Exercise requirements: Could you copy each line of the listing that holds "data"?

Recorded information:
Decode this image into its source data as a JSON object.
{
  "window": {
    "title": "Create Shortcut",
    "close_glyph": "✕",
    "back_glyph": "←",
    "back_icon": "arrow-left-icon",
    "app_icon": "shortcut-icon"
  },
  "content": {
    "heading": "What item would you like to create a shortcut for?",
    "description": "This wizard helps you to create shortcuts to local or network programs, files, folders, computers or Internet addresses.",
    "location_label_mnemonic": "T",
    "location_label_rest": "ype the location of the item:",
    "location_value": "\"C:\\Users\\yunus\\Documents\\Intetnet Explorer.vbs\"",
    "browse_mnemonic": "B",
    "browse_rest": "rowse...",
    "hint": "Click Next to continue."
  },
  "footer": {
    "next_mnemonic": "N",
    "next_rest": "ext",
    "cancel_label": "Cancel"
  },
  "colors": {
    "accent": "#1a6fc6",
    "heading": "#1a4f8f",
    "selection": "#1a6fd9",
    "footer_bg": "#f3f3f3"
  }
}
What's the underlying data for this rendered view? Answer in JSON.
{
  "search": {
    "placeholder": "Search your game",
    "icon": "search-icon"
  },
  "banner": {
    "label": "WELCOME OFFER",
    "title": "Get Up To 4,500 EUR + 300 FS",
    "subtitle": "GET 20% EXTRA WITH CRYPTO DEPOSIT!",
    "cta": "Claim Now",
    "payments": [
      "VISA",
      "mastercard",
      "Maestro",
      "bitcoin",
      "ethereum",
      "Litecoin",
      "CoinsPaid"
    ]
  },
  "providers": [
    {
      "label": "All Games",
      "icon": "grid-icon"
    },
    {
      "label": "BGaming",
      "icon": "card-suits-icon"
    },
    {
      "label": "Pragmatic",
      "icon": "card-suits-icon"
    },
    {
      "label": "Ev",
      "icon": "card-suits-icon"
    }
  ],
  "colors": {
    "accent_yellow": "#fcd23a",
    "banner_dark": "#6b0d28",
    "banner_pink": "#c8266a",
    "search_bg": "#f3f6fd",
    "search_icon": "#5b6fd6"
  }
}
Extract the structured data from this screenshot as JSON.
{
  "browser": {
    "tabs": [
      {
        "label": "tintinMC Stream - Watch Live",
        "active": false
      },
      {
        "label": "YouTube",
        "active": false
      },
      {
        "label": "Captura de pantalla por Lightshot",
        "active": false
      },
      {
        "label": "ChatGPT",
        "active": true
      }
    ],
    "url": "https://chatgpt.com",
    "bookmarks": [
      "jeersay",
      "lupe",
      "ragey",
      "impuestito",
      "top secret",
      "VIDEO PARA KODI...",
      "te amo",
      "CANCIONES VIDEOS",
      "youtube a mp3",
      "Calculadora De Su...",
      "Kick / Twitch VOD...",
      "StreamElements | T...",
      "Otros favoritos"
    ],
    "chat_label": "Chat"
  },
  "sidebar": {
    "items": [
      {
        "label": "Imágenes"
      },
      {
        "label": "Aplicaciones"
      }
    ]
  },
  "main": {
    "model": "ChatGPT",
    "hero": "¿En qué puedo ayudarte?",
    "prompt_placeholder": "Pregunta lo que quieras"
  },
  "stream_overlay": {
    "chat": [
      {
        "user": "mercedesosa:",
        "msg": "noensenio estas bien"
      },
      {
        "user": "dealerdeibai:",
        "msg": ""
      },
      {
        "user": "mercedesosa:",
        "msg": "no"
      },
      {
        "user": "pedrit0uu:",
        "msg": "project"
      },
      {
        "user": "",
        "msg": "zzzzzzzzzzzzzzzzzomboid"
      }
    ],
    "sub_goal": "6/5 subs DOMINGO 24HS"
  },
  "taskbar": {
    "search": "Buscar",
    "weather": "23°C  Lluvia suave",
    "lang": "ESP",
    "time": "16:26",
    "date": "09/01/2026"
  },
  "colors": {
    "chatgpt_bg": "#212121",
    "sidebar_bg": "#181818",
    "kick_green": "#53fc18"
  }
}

Exercise result:
Decode this image into its source data as a JSON object.
What's the underlying data for this rendered view? Answer in JSON.
Extract the structured data from this screenshot as JSON.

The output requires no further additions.